New Delhi: Over a year after the government promised a new Defence Procurement Procedure (DPP), a top body of the defence ministry today approved a new policy document in this regard which provides for increase in contract threshold from Rs 300 crore to Rs 2,000 crore for offsets, tweaks the L1 policy and pushes 'Make in India' initiative.
The new document - DPP 2016 - which will take at least another two months for it to be notified, allows government
funds up to 90 percent of development costs to private companies to push research and innovation, and aims to enhance private sector participation and speed up procurement process.
It has also brought down the Acceptance of Necessity (AoN) validity to six months from earlier one year, which means that the forces will have to issue tenders faster.
However, the Defence Acquisition Council, chaired by Defence Minister Manohar Parrikar, deferred decisions on
critical issues of blacklisting, agents and selection of sector-wise strategic partners.
"We have finalised the DPP 2016. The major part of the changes have been approved today. What is now left is minor
changes," Parrikar said addressing reporters.

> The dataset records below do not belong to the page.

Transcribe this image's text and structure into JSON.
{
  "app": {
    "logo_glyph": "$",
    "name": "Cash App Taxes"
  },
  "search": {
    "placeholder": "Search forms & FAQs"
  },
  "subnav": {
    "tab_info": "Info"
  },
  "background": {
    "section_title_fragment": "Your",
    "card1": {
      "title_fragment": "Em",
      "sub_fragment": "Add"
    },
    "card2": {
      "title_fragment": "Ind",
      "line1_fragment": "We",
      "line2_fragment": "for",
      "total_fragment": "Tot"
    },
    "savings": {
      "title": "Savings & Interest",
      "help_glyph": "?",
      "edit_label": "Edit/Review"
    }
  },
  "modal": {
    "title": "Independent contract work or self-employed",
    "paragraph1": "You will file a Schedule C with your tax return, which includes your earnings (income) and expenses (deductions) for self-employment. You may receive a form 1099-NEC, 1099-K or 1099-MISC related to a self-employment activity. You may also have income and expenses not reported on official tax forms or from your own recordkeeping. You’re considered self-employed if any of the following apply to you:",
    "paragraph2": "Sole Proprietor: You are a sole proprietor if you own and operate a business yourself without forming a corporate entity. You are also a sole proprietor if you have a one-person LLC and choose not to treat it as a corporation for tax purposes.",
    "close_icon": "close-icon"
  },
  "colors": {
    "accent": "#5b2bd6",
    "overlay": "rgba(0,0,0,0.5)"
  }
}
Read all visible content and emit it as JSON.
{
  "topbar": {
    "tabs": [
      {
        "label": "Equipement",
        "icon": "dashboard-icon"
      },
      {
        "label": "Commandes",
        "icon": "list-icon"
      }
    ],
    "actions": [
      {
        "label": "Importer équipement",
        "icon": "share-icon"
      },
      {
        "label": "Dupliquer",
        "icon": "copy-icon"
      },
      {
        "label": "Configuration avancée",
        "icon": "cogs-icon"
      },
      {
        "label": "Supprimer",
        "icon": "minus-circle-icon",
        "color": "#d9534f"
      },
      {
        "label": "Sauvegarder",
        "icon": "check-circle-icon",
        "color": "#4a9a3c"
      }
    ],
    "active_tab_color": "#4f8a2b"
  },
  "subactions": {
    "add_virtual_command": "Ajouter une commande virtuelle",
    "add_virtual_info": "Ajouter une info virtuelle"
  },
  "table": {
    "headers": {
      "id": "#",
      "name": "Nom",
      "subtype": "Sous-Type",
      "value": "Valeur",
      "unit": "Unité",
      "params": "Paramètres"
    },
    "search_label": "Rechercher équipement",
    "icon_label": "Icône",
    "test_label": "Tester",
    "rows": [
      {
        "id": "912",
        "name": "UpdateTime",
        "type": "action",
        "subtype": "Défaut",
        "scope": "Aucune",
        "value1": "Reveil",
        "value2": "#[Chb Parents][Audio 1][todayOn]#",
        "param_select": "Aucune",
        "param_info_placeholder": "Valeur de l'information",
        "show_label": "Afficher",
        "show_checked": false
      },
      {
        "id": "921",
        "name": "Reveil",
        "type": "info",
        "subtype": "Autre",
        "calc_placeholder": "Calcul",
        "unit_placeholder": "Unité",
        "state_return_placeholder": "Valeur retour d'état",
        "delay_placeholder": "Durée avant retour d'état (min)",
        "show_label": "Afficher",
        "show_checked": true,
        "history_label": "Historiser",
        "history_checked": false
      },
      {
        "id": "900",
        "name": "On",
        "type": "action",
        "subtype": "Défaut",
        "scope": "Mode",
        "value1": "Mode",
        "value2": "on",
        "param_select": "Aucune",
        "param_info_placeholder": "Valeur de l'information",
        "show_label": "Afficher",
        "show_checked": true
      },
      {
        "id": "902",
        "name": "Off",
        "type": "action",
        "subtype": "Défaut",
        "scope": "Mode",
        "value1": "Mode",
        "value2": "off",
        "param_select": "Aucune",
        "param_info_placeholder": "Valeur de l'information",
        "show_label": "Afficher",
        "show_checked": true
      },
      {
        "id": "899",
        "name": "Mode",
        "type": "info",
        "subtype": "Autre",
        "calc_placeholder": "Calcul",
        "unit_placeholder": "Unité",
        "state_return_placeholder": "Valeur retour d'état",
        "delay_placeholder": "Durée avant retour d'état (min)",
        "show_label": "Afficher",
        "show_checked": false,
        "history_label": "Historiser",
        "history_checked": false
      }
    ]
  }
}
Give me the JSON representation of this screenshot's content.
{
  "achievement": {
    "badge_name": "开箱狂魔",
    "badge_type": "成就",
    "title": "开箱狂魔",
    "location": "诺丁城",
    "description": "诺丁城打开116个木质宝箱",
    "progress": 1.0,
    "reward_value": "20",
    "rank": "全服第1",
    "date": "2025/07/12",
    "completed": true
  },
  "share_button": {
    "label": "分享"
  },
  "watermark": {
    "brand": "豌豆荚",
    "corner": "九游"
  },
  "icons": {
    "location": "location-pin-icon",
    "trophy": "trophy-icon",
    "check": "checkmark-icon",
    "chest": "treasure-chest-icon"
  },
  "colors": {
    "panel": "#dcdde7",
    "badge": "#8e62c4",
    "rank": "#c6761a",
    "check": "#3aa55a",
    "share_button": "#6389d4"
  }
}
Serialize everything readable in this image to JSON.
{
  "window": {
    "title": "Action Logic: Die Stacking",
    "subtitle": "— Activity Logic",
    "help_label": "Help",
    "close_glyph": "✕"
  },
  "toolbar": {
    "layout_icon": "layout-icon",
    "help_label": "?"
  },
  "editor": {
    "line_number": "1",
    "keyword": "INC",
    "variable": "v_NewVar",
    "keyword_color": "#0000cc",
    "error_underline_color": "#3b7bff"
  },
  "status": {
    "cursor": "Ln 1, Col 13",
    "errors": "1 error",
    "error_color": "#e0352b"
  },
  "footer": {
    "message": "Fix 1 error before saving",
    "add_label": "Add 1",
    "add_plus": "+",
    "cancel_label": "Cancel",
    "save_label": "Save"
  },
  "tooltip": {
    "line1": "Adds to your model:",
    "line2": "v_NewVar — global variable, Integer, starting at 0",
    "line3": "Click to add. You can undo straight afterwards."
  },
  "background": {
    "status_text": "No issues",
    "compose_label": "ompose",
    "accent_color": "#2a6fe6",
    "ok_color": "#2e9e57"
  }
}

The significant change in the DPP has been the decision to raise the contract threshold of Rs 300 to Rs 2,000 crore for offsets.
This means that only those deals which are worth over Rs 2,000 crore will have an offset obligation.
"We currently have signed offsets worth $5 billion and another $8 billion is in pipeline. We may not be able to
absorb all of this. Moreover, offsets also increase the cost of the product by 14-18 percent," Parrikar said explaining why the threshold has been increased.
The defence ministry has also approved changes its L1 policy of selecting lowest bidder. Under the new move, 10 percent extra weightage will be given if a system displays better qualities than required.
Another major change in the DPP is the policy to fund Indian private entities in Research and Development to
encourage more local development.
"Medium and small scale industries will get opportunities," he said, adding that the Department of Defence Production will fund up to 90 percent of the R&D. Remaining 10 percent of the development cost would be reimbursed, if the RFP for the equipment developed is not issued within 24 months from the date of successful development of prototype," he said.
Under the new DPP, a new category called the 'IDDM' or 'Indigenously Designed, Developed and Manufactured' platforms has been created.
This category, with at least 40 per cent indigenous content, will get top priority and will be first to be chosen
Under the new DPP, Make (Indian) category has been divided into three parts. One is 90 percent government funded while the second is industry funded and third reserved for medium and small enterprises.
Parrikar also made it clear that in cases of single vendor, when the requirements are specific, it will go
He said that the DPP will apply to only new projects and not to those which are already in process.
Parrikar also said that the blacklisting policy will be different from the defence procurement policy and will be
He said that only those companies that have been cleared by CBI will be taken off the blacklist.
Parrikar also took dig at former defence minister AK Antony saying he will will not keep companies on blacklist to
protect "so called image".
The minister said that only firms with majority stake and controlled by resident Indians will be eligible for projects under Make category.
"Companies need to be registered for five years, three years in case of MSMEs. Companies need to have a minimum
credit rating of B++, issued by recognised rating agencies.
"For projects with development costs equal to or exceeding Rs 5,000 crore, a minimum 'net worth' of 5 per cent of the development cost, subject to maximum of Rs 1,000 crore, should be there. In all other cases, positive net worth is the minimum eligibility criteria," Parrikar said.